City’s Olympics bid proposal worth its weight in gold for South SideBy Sabrina L. Miller
When Mayor Richard Daley announced in September that Washington Park would be the cornerstone for Chicago’s revamped 2016 Olympics proposal, it put a spotlight on the mid-South Side and, by extension, the University. That spotlight has the potential to be “extraordinarily positive,” said Hank Webber, Vice-President of Community and Government Affairs.
“I’m extremely excited about this announcement and what it can mean for this community,” Webber said. “It creates an enormous opportunity to jumpstart community development.”

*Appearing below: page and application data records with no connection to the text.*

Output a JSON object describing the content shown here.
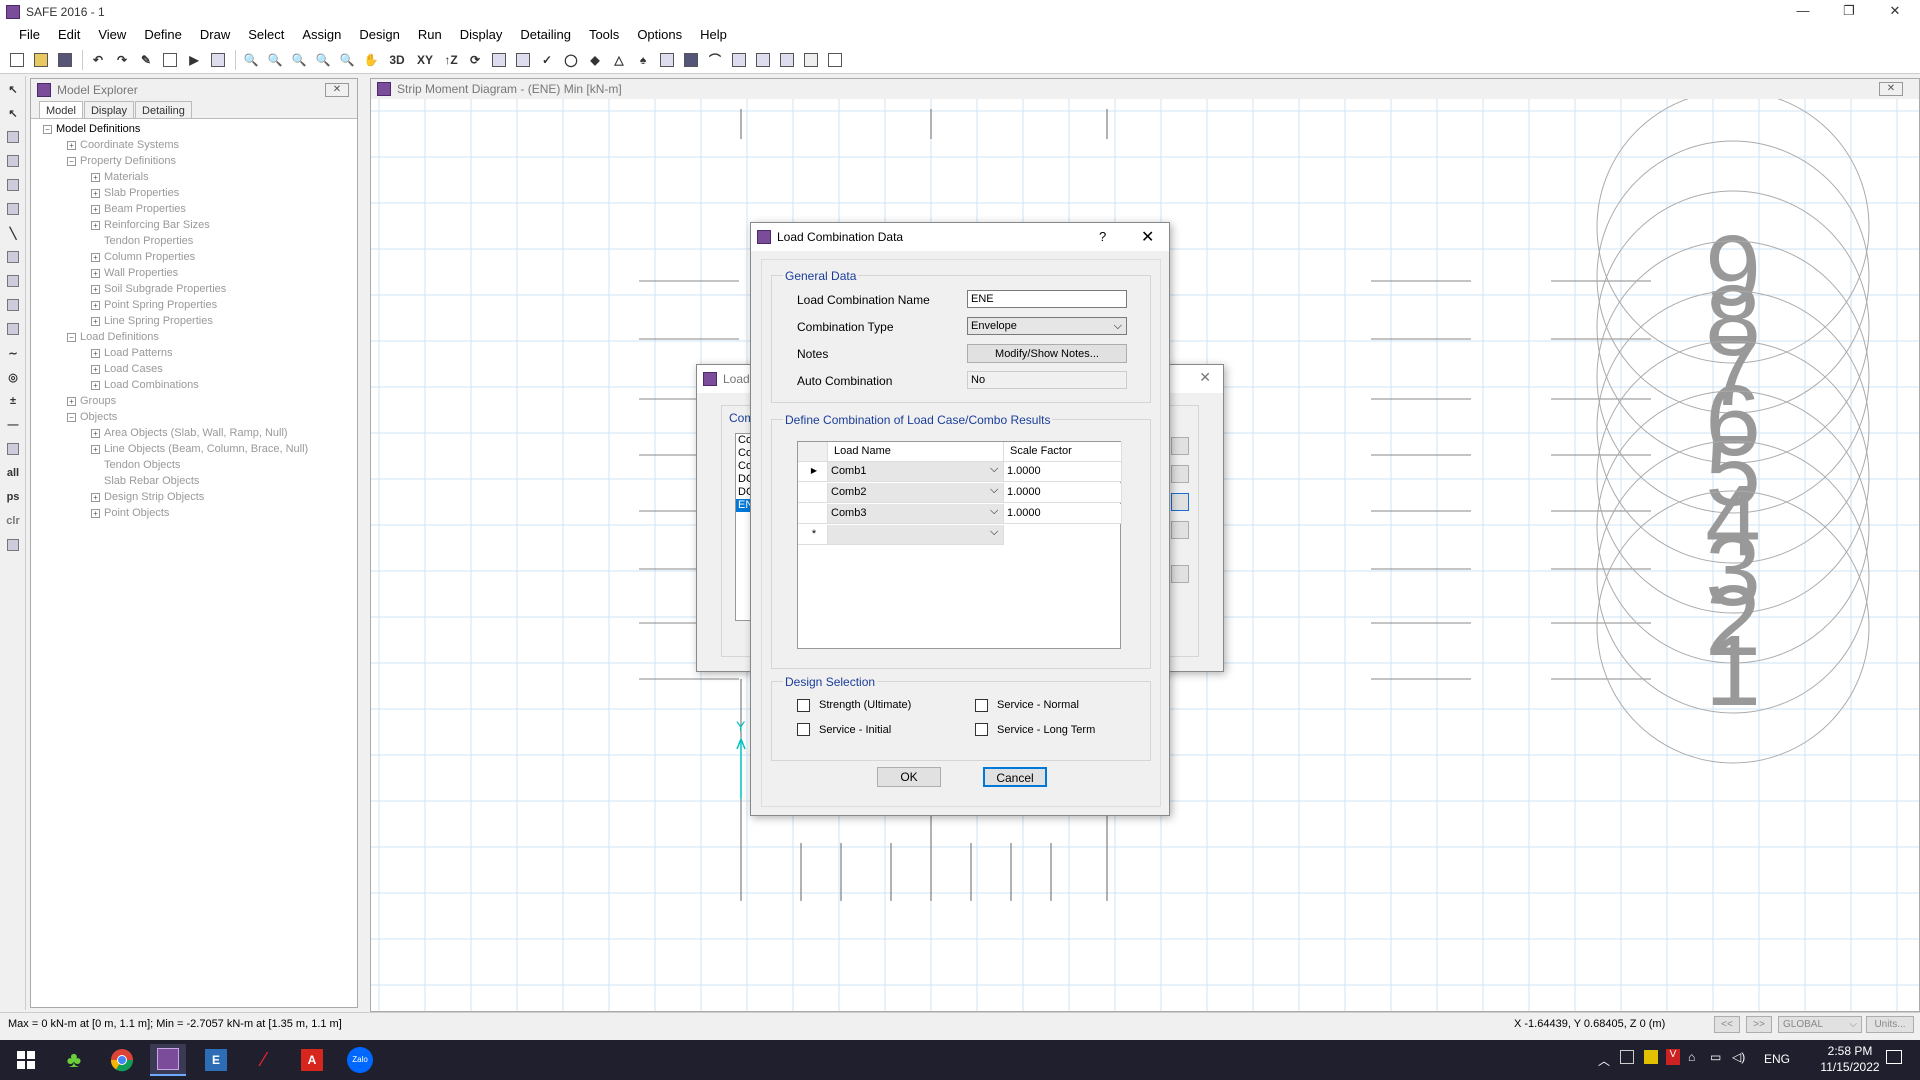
{
  "window": {
    "title": "SAFE 2016 - 1"
  },
  "menu": [
    "File",
    "Edit",
    "View",
    "Define",
    "Draw",
    "Select",
    "Assign",
    "Design",
    "Run",
    "Display",
    "Detailing",
    "Tools",
    "Options",
    "Help"
  ],
  "toolbar": {
    "view_3d": "3D",
    "view_xy": "XY",
    "view_z": "↑Z"
  },
  "left_toolbar": {
    "all": "all",
    "ps": "ps",
    "clr": "clr"
  },
  "explorer": {
    "title": "Model Explorer",
    "tabs": [
      "Model",
      "Display",
      "Detailing"
    ],
    "tree": [
      {
        "label": "Model Definitions",
        "level": 0,
        "toggle": "−"
      },
      {
        "label": "Coordinate Systems",
        "level": 1,
        "toggle": "+"
      },
      {
        "label": "Property Definitions",
        "level": 1,
        "toggle": "−"
      },
      {
        "label": "Materials",
        "level": 2,
        "toggle": "+"
      },
      {
        "label": "Slab Properties",
        "level": 2,
        "toggle": "+"
      },
      {
        "label": "Beam Properties",
        "level": 2,
        "toggle": "+"
      },
      {
        "label": "Reinforcing Bar Sizes",
        "level": 2,
        "toggle": "+"
      },
      {
        "label": "Tendon Properties",
        "level": 2,
        "toggle": ""
      },
      {
        "label": "Column Properties",
        "level": 2,
        "toggle": "+"
      },
      {
        "label": "Wall Properties",
        "level": 2,
        "toggle": "+"
      },
      {
        "label": "Soil Subgrade Properties",
        "level": 2,
        "toggle": "+"
      },
      {
        "label": "Point Spring Properties",
        "level": 2,
        "toggle": "+"
      },
      {
        "label": "Line Spring Properties",
        "level": 2,
        "toggle": "+"
      },
      {
        "label": "Load Definitions",
        "level": 1,
        "toggle": "−"
      },
      {
        "label": "Load Patterns",
        "level": 2,
        "toggle": "+"
      },
      {
        "label": "Load Cases",
        "level": 2,
        "toggle": "+"
      },
      {
        "label": "Load Combinations",
        "level": 2,
        "toggle": "+"
      },
      {
        "label": "Groups",
        "level": 1,
        "toggle": "+"
      },
      {
        "label": "Objects",
        "level": 1,
        "toggle": "−"
      },
      {
        "label": "Area Objects (Slab, Wall, Ramp, Null)",
        "level": 2,
        "toggle": "+"
      },
      {
        "label": "Line Objects (Beam, Column, Brace, Null)",
        "level": 2,
        "toggle": "+"
      },
      {
        "label": "Tendon Objects",
        "level": 2,
        "toggle": ""
      },
      {
        "label": "Slab Rebar Objects",
        "level": 2,
        "toggle": ""
      },
      {
        "label": "Design Strip Objects",
        "level": 2,
        "toggle": "+"
      },
      {
        "label": "Point Objects",
        "level": 2,
        "toggle": "+"
      }
    ]
  },
  "canvas": {
    "title": "Strip Moment Diagram   - (ENE)  Min  [kN-m]",
    "axis_y": "Y",
    "grid_labels": [
      "9",
      "8",
      "7",
      "6",
      "5",
      "4",
      "3",
      "2",
      "1"
    ]
  },
  "bg_dialog": {
    "title": "Load",
    "group": "Com",
    "list": [
      "Co",
      "Co",
      "Co",
      "DC",
      "DC",
      "EN"
    ]
  },
  "dialog": {
    "title": "Load Combination Data",
    "help": "?",
    "general_group": "General Data",
    "name_label": "Load Combination Name",
    "name_value": "ENE",
    "type_label": "Combination Type",
    "type_value": "Envelope",
    "notes_label": "Notes",
    "notes_button": "Modify/Show Notes...",
    "auto_label": "Auto Combination",
    "auto_value": "No",
    "define_group": "Define Combination of Load Case/Combo Results",
    "table_headers": [
      "Load Name",
      "Scale Factor"
    ],
    "rows": [
      {
        "name": "Comb1",
        "factor": "1.0000"
      },
      {
        "name": "Comb2",
        "factor": "1.0000"
      },
      {
        "name": "Comb3",
        "factor": "1.0000"
      }
    ],
    "new_row_marker": "*",
    "design_group": "Design Selection",
    "design_options": [
      "Strength (Ultimate)",
      "Service - Normal",
      "Service - Initial",
      "Service - Long Term"
    ],
    "ok": "OK",
    "cancel": "Cancel"
  },
  "status": {
    "left": "Max = 0 kN-m at [0 m, 1.1 m];  Min = -2.7057 kN-m at [1.35 m, 1.1 m]",
    "coords": "X -1.64439,  Y 0.68405,  Z 0  (m)",
    "prev": "<<",
    "next": ">>",
    "coord_system": "GLOBAL",
    "units": "Units..."
  },
  "taskbar": {
    "lang": "ENG",
    "time": "2:58 PM",
    "date": "11/15/2022",
    "zalo": "Zalo"
  },
  "colors": {
    "accent": "#1a3d9a",
    "axis": "#00c0c0",
    "grid": "#cfe3f3"
  }
}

When problems with an earlier proposal to stage the Olympics downtown along the lakefront put Chicago at a disadvantage with the United States Olympics Committee, Daley and the Chicago 2016 Committee focused the proposal on historic Washington Park Ð just blocks from the University, with boundaries between 51st Street to the north and 60th Street on the south, and Cottage Grove Avenue on the east and Dr. Martin Luther King Drive on the west. President Zimmer is a member of the Chicago 2016 steering committee, which consists of business, political and other civic leaders in the Chicago area.

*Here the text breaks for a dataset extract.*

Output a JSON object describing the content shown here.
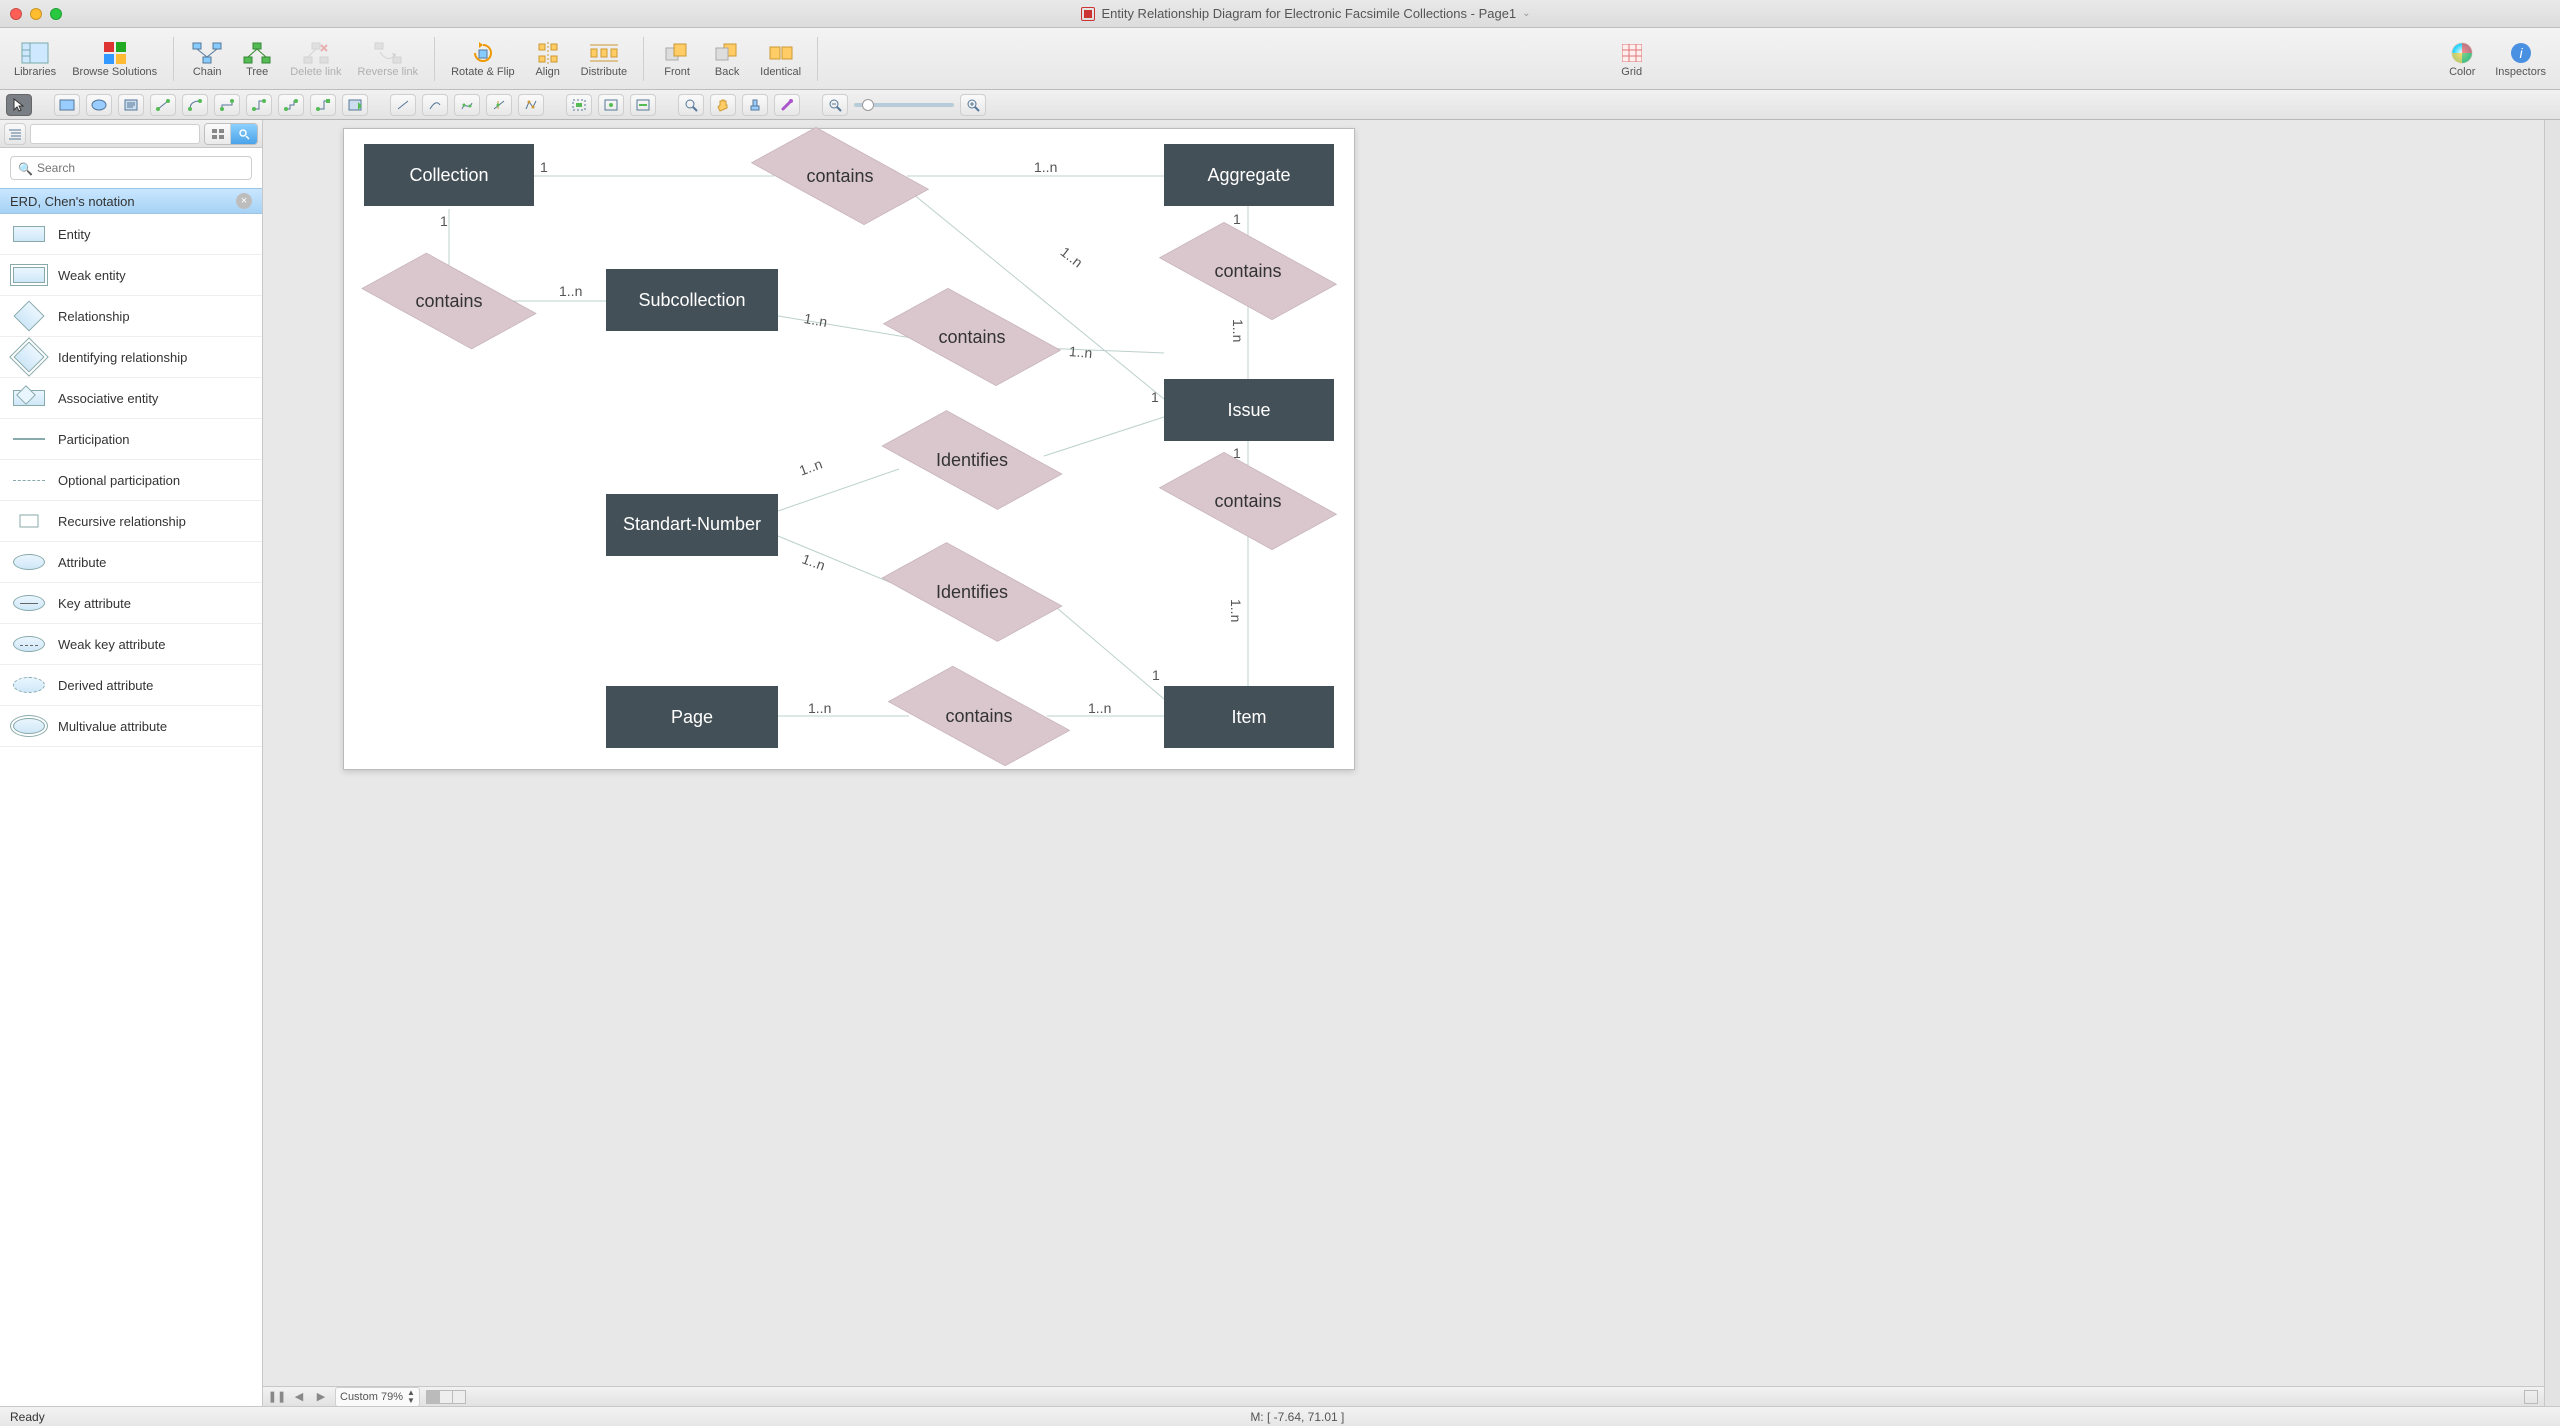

Daley and Patrick Ryan, chairman of the Chicago 2016 Committee, flanked by area aldermen and community leaders at a Wednesday, Sept. 20 news conference, mentioned the University as an institution that would be a “partner” in the process of staging a successful Olympic games. They also said the games could bring an economic and cultural bounty to the Washington Park neighborhood and surrounding areas. The park, designed by famed architect Frederick Law Olmsted and his partner Calvert Vaux, would be “restored to its original elegance,” Ryan said.
The park is home to many popular festivals, including the African Festival of the Arts, and is also home to the DuSable Museum of African-American History as well as what is often regarded as the city’s best-organized cricket league. Daley added that the games also would provide jobs, housing and other economic benefits for the community.

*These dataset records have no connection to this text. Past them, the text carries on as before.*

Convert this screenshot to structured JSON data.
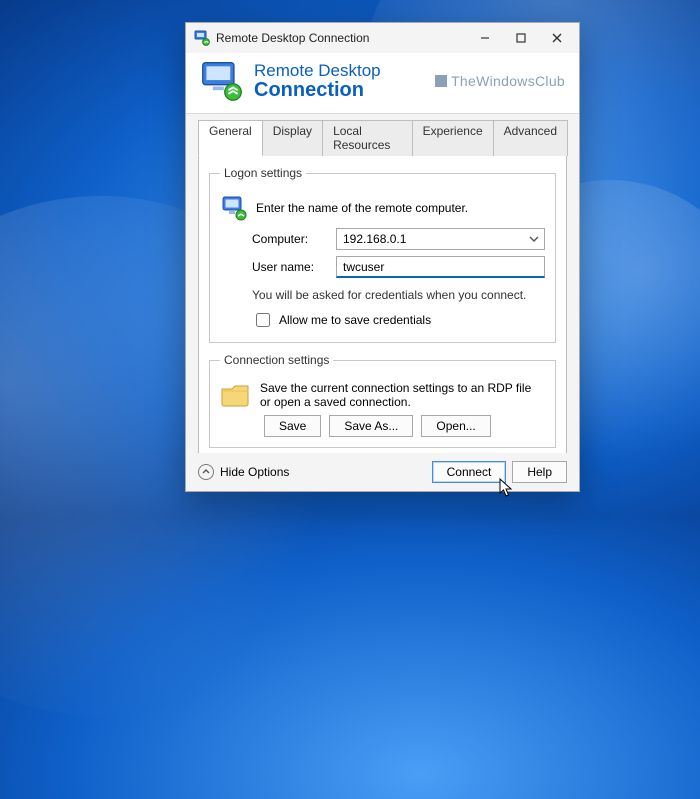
{
  "titlebar": {
    "title": "Remote Desktop Connection"
  },
  "header": {
    "line1": "Remote Desktop",
    "line2": "Connection"
  },
  "watermark": "TheWindowsClub",
  "tabs": [
    "General",
    "Display",
    "Local Resources",
    "Experience",
    "Advanced"
  ],
  "logon": {
    "legend": "Logon settings",
    "hint": "Enter the name of the remote computer.",
    "computer_label": "Computer:",
    "computer_value": "192.168.0.1",
    "username_label": "User name:",
    "username_value": "twcuser",
    "note": "You will be asked for credentials when you connect.",
    "save_cred": "Allow me to save credentials"
  },
  "conn": {
    "legend": "Connection settings",
    "desc": "Save the current connection settings to an RDP file or open a saved connection.",
    "save": "Save",
    "saveas": "Save As...",
    "open": "Open..."
  },
  "footer": {
    "hide": "Hide Options",
    "connect": "Connect",
    "help": "Help"
  }
}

The revised plan, submitted to USOC officials on Friday, Sept. 22, calls for University athletic centers to be used as warm-up facilities for athletes. The plan also calls for Washington Park to be the site of the opening and closing ceremonies in a temporary, 95,000-seat stadium that would be downsized to 10,000 seats after the games, track and field events, open-air festivals and the Olympic Cauldron. Chicago is a finalist competing for the U.S. bid against San Francisco and Los Angeles, which held the games in 1932 and 1984.
“The indirect effects have the potential to be large and extraordinarily positive,” Webber said. “The fact that they would propose doing this in Washington Park is something that would not have even been considered 10 years ago.”
Webber said there was a time when 55th Street “seemed very far away from downtown.” But with development in the South Loop extending past Cermak Road, and revitalization in North Kenwood and other near-South and mid-South neighborhoods, the Olympic plan makes perfect sense, Webber said.
“It shows that there is a sense of great vibrancy on the South Side and that all of these factors were taken into consideration and symbolized by this announcement,” Webber said.
About the specific impact on the University Webber conceded, “logistically, we have a lot of work to do” but that the decade between now and 2016 offers some breathing room. “It’s in 2016 Ð fortunately we’ve got some time,” he said.